TASK INPUT section start
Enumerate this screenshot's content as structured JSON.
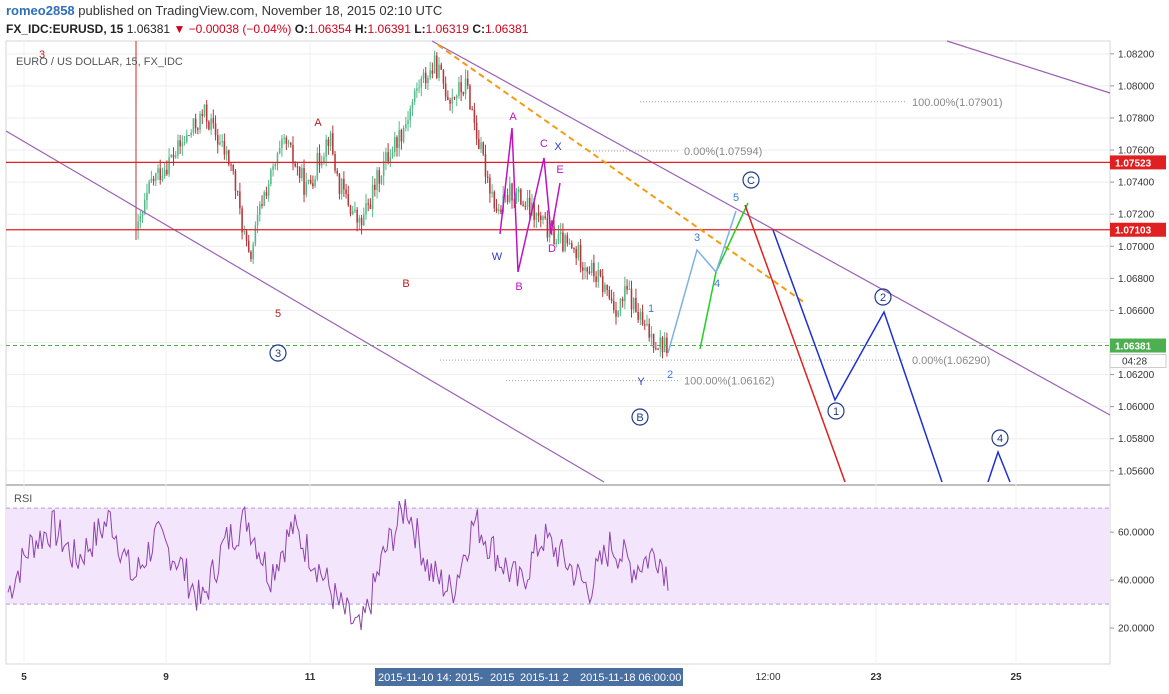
{
  "header": {
    "author": "romeo2858",
    "published_text": "published on TradingView.com, November 18, 2015 02:10 UTC",
    "symbol": "FX_IDC:EURUSD, 15",
    "last": "1.06381",
    "change_arrow": "▼",
    "change": "−0.00038 (−0.04%)",
    "open_label": "O:",
    "open": "1.06354",
    "high_label": "H:",
    "high": "1.06391",
    "low_label": "L:",
    "low": "1.06319",
    "close_label": "C:",
    "close": "1.06381"
  },
  "colors": {
    "bull": "#53b987",
    "bear": "#b5373b",
    "channel": "#9c5fb7",
    "resistance": "#e02020",
    "current_price": "#4caf50",
    "rsi_line": "#8e44ad",
    "rsi_band": "#f3e5fc",
    "fib_dotted": "#9e9e9e",
    "wave_blue": "#2e3cc4",
    "wave_magenta": "#c013c0",
    "wave_red_label": "#b22222",
    "proj_lightblue": "#7fb1e0",
    "proj_green": "#1fd01f",
    "proj_red": "#e02020",
    "proj_navy": "#1f2fd6",
    "orange_trend": "#f39c12"
  },
  "chart_data": [
    {
      "type": "line",
      "title": "EURO / US DOLLAR, 15, FX_IDC",
      "series_kind": "candlestick",
      "ylim": [
        1.0553,
        1.0828
      ],
      "y_ticks": [
        "1.08200",
        "1.08000",
        "1.07800",
        "1.07600",
        "1.07400",
        "1.07200",
        "1.07000",
        "1.06800",
        "1.06600",
        "1.06400",
        "1.06200",
        "1.06000",
        "1.05800",
        "1.05600"
      ],
      "x_ticks": [
        "5",
        "9",
        "11",
        "23",
        "25"
      ],
      "x_tick_time": "12:00",
      "x_crosshair_labels": [
        "2015-11-10 14:",
        "2015-",
        "2015",
        "2015-11 2",
        "2015-11-18 06:00:00"
      ],
      "price_path": [
        [
          0,
          1.071
        ],
        [
          3,
          1.074
        ],
        [
          9,
          1.076
        ],
        [
          15,
          1.0783
        ],
        [
          21,
          1.075
        ],
        [
          25,
          1.069
        ],
        [
          28,
          1.073
        ],
        [
          33,
          1.0765
        ],
        [
          38,
          1.0735
        ],
        [
          43,
          1.077
        ],
        [
          45,
          1.074
        ],
        [
          50,
          1.0712
        ],
        [
          55,
          1.075
        ],
        [
          60,
          1.0776
        ],
        [
          63,
          1.08
        ],
        [
          67,
          1.0813
        ],
        [
          70,
          1.0793
        ],
        [
          74,
          1.08
        ],
        [
          77,
          1.076
        ],
        [
          81,
          1.072
        ],
        [
          84,
          1.0735
        ],
        [
          89,
          1.072
        ],
        [
          94,
          1.0705
        ],
        [
          99,
          1.0695
        ],
        [
          104,
          1.0678
        ],
        [
          108,
          1.066
        ],
        [
          110,
          1.0672
        ],
        [
          114,
          1.0648
        ],
        [
          117,
          1.064
        ],
        [
          119,
          1.0638
        ]
      ],
      "current_price": "1.06381",
      "countdown": "04:28",
      "horizontal_levels": [
        "1.07523",
        "1.07103"
      ],
      "fib_labels": [
        "100.00%(1.07901)",
        "0.00%(1.07594)",
        "0.00%(1.06290)",
        "100.00%(1.06162)"
      ],
      "fib_values": [
        1.07901,
        1.07594,
        1.0629,
        1.06162
      ],
      "wave_labels_red": [
        "3",
        "A",
        "B",
        "5"
      ],
      "wave_labels_magenta": [
        "A",
        "C",
        "E",
        "B",
        "D",
        "W",
        "X",
        "Y"
      ],
      "wave_labels_blue": [
        "1",
        "2",
        "3",
        "4",
        "5"
      ],
      "circled_labels": [
        "3",
        "B",
        "C",
        "1",
        "2",
        "4"
      ]
    },
    {
      "type": "line",
      "title": "RSI",
      "ylim": [
        5,
        78
      ],
      "band": [
        30,
        70
      ],
      "y_ticks": [
        "60.0000",
        "40.0000",
        "20.0000"
      ],
      "keypoints": [
        [
          0,
          35
        ],
        [
          4,
          55
        ],
        [
          8,
          62
        ],
        [
          12,
          48
        ],
        [
          18,
          66
        ],
        [
          22,
          40
        ],
        [
          26,
          58
        ],
        [
          30,
          48
        ],
        [
          34,
          30
        ],
        [
          38,
          55
        ],
        [
          42,
          66
        ],
        [
          46,
          42
        ],
        [
          50,
          62
        ],
        [
          54,
          48
        ],
        [
          58,
          30
        ],
        [
          62,
          18
        ],
        [
          66,
          50
        ],
        [
          70,
          72
        ],
        [
          74,
          44
        ],
        [
          78,
          35
        ],
        [
          82,
          65
        ],
        [
          86,
          50
        ],
        [
          90,
          38
        ],
        [
          94,
          58
        ],
        [
          98,
          48
        ],
        [
          102,
          36
        ],
        [
          106,
          55
        ],
        [
          110,
          45
        ],
        [
          114,
          52
        ],
        [
          116,
          42
        ]
      ]
    }
  ]
}
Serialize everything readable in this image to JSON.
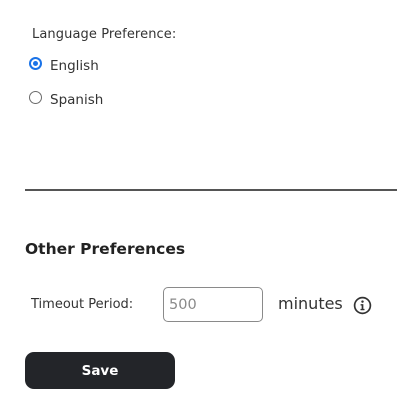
{
  "language": {
    "label": "Language Preference:",
    "options": [
      {
        "label": "English",
        "checked": true
      },
      {
        "label": "Spanish",
        "checked": false
      }
    ]
  },
  "other_preferences": {
    "title": "Other Preferences",
    "timeout": {
      "label": "Timeout Period:",
      "placeholder": "500",
      "value": "",
      "unit": "minutes",
      "info_icon": "info-circle-icon"
    }
  },
  "actions": {
    "save_label": "Save"
  },
  "colors": {
    "accent": "#1a73e8",
    "button_bg": "#232529"
  }
}
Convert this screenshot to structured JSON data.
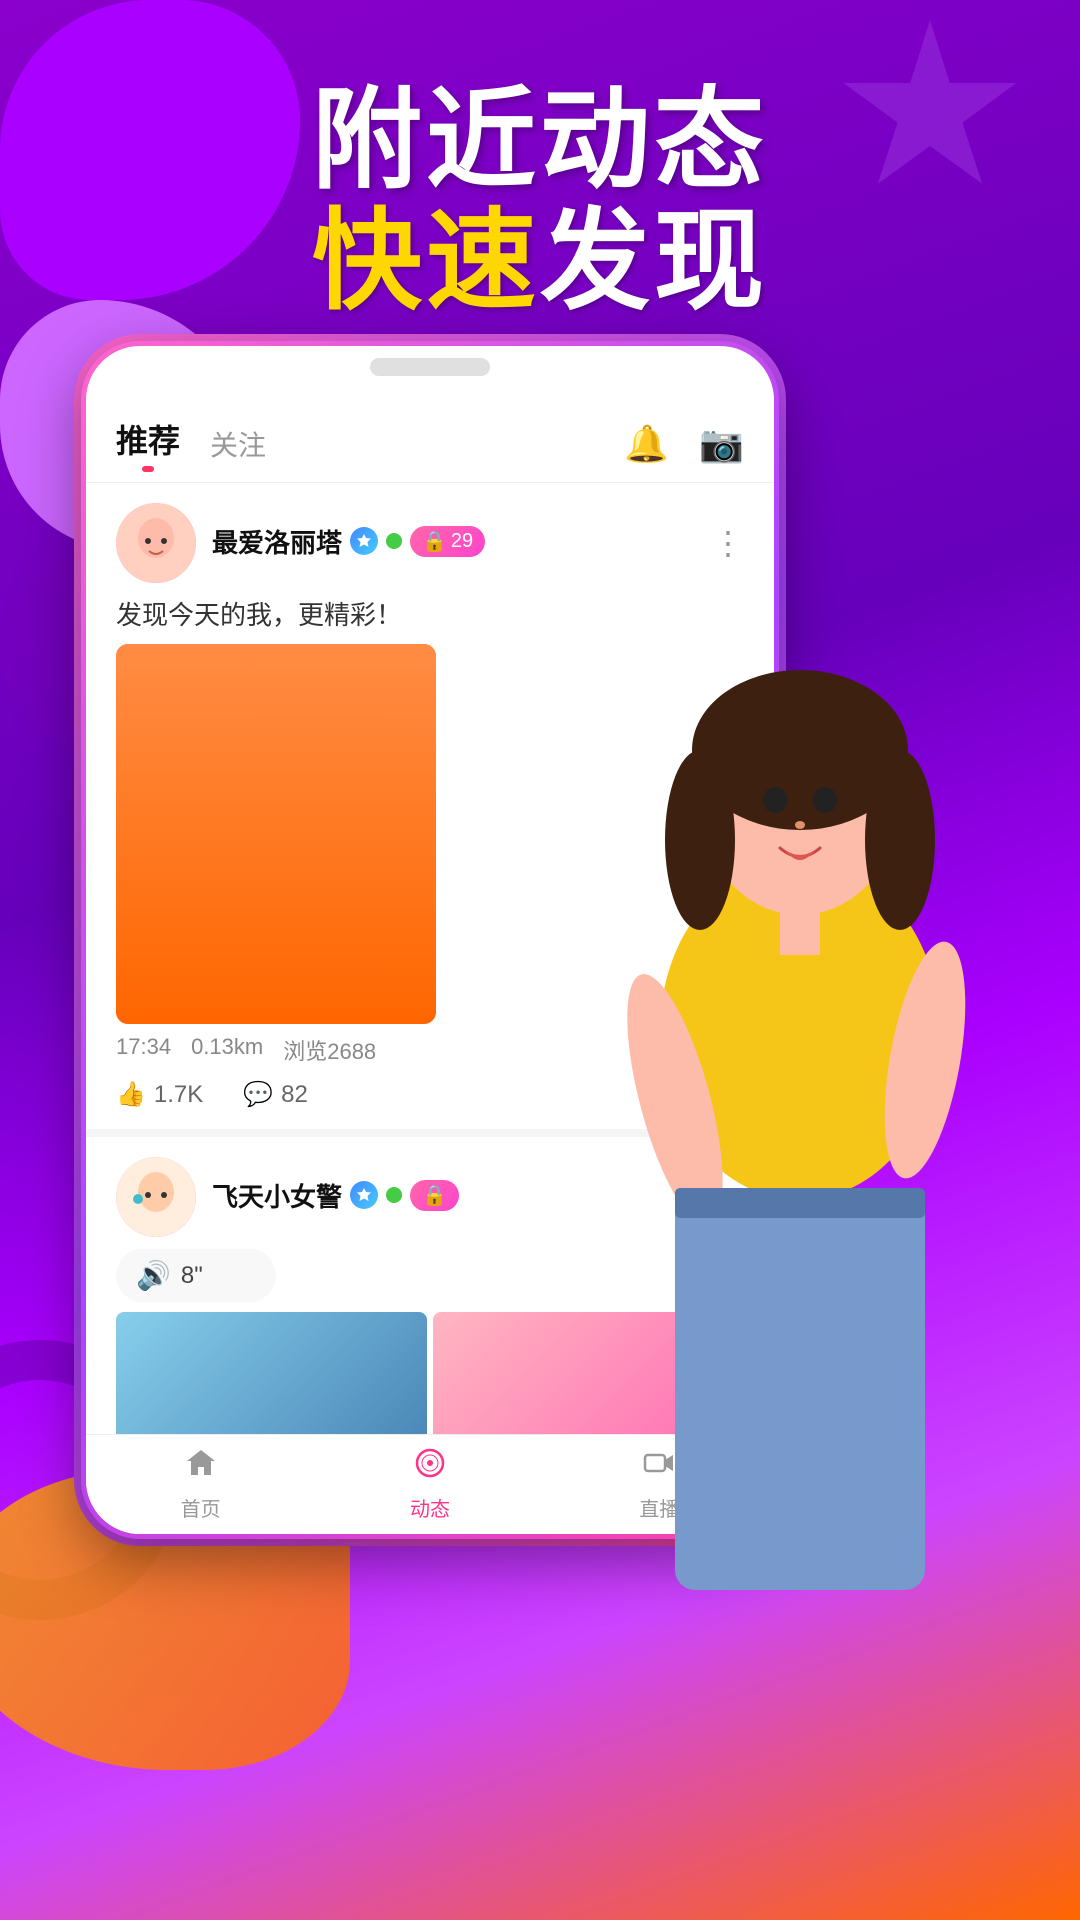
{
  "background": {
    "gradient_start": "#8800CC",
    "gradient_end": "#FF6600"
  },
  "header": {
    "line1": "附近动态",
    "line2_highlight": "快速",
    "line2_rest": "发现"
  },
  "app": {
    "tabs": [
      {
        "label": "推荐",
        "active": true
      },
      {
        "label": "关注",
        "active": false
      }
    ],
    "icons": {
      "bell": "🔔",
      "camera": "📷"
    }
  },
  "posts": [
    {
      "username": "最爱洛丽塔",
      "follower_count": "29",
      "post_text": "发现今天的我，更精彩！",
      "time": "17:34",
      "distance": "0.13km",
      "views": "浏览2688",
      "likes": "1.7K",
      "comments": "82",
      "has_video": true
    },
    {
      "username": "飞天小女警",
      "voice_duration": "8\"",
      "has_photos": true
    }
  ],
  "bottom_nav": [
    {
      "label": "首页",
      "active": false,
      "icon": "home"
    },
    {
      "label": "动态",
      "active": true,
      "icon": "compass"
    },
    {
      "label": "直播",
      "active": false,
      "icon": "video"
    }
  ]
}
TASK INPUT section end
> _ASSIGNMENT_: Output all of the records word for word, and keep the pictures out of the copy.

> _EXERCISE SOLUTION_:
Enumerate this screenshot's content as structured JSON.
{
  "header": {
    "author": "romeo2858",
    "published_text": "published on TradingView.com, November 18, 2015 02:10 UTC",
    "symbol": "FX_IDC:EURUSD, 15",
    "last": "1.06381",
    "change_arrow": "▼",
    "change": "−0.00038 (−0.04%)",
    "open_label": "O:",
    "open": "1.06354",
    "high_label": "H:",
    "high": "1.06391",
    "low_label": "L:",
    "low": "1.06319",
    "close_label": "C:",
    "close": "1.06381"
  },
  "colors": {
    "bull": "#53b987",
    "bear": "#b5373b",
    "channel": "#9c5fb7",
    "resistance": "#e02020",
    "current_price": "#4caf50",
    "rsi_line": "#8e44ad",
    "rsi_band": "#f3e5fc",
    "fib_dotted": "#9e9e9e",
    "wave_blue": "#2e3cc4",
    "wave_magenta": "#c013c0",
    "wave_red_label": "#b22222",
    "proj_lightblue": "#7fb1e0",
    "proj_green": "#1fd01f",
    "proj_red": "#e02020",
    "proj_navy": "#1f2fd6",
    "orange_trend": "#f39c12"
  },
  "chart_data": [
    {
      "type": "line",
      "title": "EURO / US DOLLAR, 15, FX_IDC",
      "series_kind": "candlestick",
      "ylim": [
        1.0553,
        1.0828
      ],
      "y_ticks": [
        "1.08200",
        "1.08000",
        "1.07800",
        "1.07600",
        "1.07400",
        "1.07200",
        "1.07000",
        "1.06800",
        "1.06600",
        "1.06400",
        "1.06200",
        "1.06000",
        "1.05800",
        "1.05600"
      ],
      "x_ticks": [
        "5",
        "9",
        "11",
        "23",
        "25"
      ],
      "x_tick_time": "12:00",
      "x_crosshair_labels": [
        "2015-11-10 14:",
        "2015-",
        "2015",
        "2015-11 2",
        "2015-11-18 06:00:00"
      ],
      "price_path": [
        [
          0,
          1.071
        ],
        [
          3,
          1.074
        ],
        [
          9,
          1.076
        ],
        [
          15,
          1.0783
        ],
        [
          21,
          1.075
        ],
        [
          25,
          1.069
        ],
        [
          28,
          1.073
        ],
        [
          33,
          1.0765
        ],
        [
          38,
          1.0735
        ],
        [
          43,
          1.077
        ],
        [
          45,
          1.074
        ],
        [
          50,
          1.0712
        ],
        [
          55,
          1.075
        ],
        [
          60,
          1.0776
        ],
        [
          63,
          1.08
        ],
        [
          67,
          1.0813
        ],
        [
          70,
          1.0793
        ],
        [
          74,
          1.08
        ],
        [
          77,
          1.076
        ],
        [
          81,
          1.072
        ],
        [
          84,
          1.0735
        ],
        [
          89,
          1.072
        ],
        [
          94,
          1.0705
        ],
        [
          99,
          1.0695
        ],
        [
          104,
          1.0678
        ],
        [
          108,
          1.066
        ],
        [
          110,
          1.0672
        ],
        [
          114,
          1.0648
        ],
        [
          117,
          1.064
        ],
        [
          119,
          1.0638
        ]
      ],
      "current_price": "1.06381",
      "countdown": "04:28",
      "horizontal_levels": [
        "1.07523",
        "1.07103"
      ],
      "fib_labels": [
        "100.00%(1.07901)",
        "0.00%(1.07594)",
        "0.00%(1.06290)",
        "100.00%(1.06162)"
      ],
      "fib_values": [
        1.07901,
        1.07594,
        1.0629,
        1.06162
      ],
      "wave_labels_red": [
        "3",
        "A",
        "B",
        "5"
      ],
      "wave_labels_magenta": [
        "A",
        "C",
        "E",
        "B",
        "D",
        "W",
        "X",
        "Y"
      ],
      "wave_labels_blue": [
        "1",
        "2",
        "3",
        "4",
        "5"
      ],
      "circled_labels": [
        "3",
        "B",
        "C",
        "1",
        "2",
        "4"
      ]
    },
    {
      "type": "line",
      "title": "RSI",
      "ylim": [
        5,
        78
      ],
      "band": [
        30,
        70
      ],
      "y_ticks": [
        "60.0000",
        "40.0000",
        "20.0000"
      ],
      "keypoints": [
        [
          0,
          35
        ],
        [
          4,
          55
        ],
        [
          8,
          62
        ],
        [
          12,
          48
        ],
        [
          18,
          66
        ],
        [
          22,
          40
        ],
        [
          26,
          58
        ],
        [
          30,
          48
        ],
        [
          34,
          30
        ],
        [
          38,
          55
        ],
        [
          42,
          66
        ],
        [
          46,
          42
        ],
        [
          50,
          62
        ],
        [
          54,
          48
        ],
        [
          58,
          30
        ],
        [
          62,
          18
        ],
        [
          66,
          50
        ],
        [
          70,
          72
        ],
        [
          74,
          44
        ],
        [
          78,
          35
        ],
        [
          82,
          65
        ],
        [
          86,
          50
        ],
        [
          90,
          38
        ],
        [
          94,
          58
        ],
        [
          98,
          48
        ],
        [
          102,
          36
        ],
        [
          106,
          55
        ],
        [
          110,
          45
        ],
        [
          114,
          52
        ],
        [
          116,
          42
        ]
      ]
    }
  ]
}
Serialize everything readable in this image to JSON.
{
  "language": {
    "label": "Language Preference:",
    "options": [
      {
        "label": "English",
        "checked": true
      },
      {
        "label": "Spanish",
        "checked": false
      }
    ]
  },
  "other_preferences": {
    "title": "Other Preferences",
    "timeout": {
      "label": "Timeout Period:",
      "placeholder": "500",
      "value": "",
      "unit": "minutes",
      "info_icon": "info-circle-icon"
    }
  },
  "actions": {
    "save_label": "Save"
  },
  "colors": {
    "accent": "#1a73e8",
    "button_bg": "#232529"
  }
}
Convert this screenshot to structured JSON data.
{
  "background": {
    "gradient_start": "#8800CC",
    "gradient_end": "#FF6600"
  },
  "header": {
    "line1": "附近动态",
    "line2_highlight": "快速",
    "line2_rest": "发现"
  },
  "app": {
    "tabs": [
      {
        "label": "推荐",
        "active": true
      },
      {
        "label": "关注",
        "active": false
      }
    ],
    "icons": {
      "bell": "🔔",
      "camera": "📷"
    }
  },
  "posts": [
    {
      "username": "最爱洛丽塔",
      "follower_count": "29",
      "post_text": "发现今天的我，更精彩！",
      "time": "17:34",
      "distance": "0.13km",
      "views": "浏览2688",
      "likes": "1.7K",
      "comments": "82",
      "has_video": true
    },
    {
      "username": "飞天小女警",
      "voice_duration": "8\"",
      "has_photos": true
    }
  ],
  "bottom_nav": [
    {
      "label": "首页",
      "active": false,
      "icon": "home"
    },
    {
      "label": "动态",
      "active": true,
      "icon": "compass"
    },
    {
      "label": "直播",
      "active": false,
      "icon": "video"
    }
  ]
}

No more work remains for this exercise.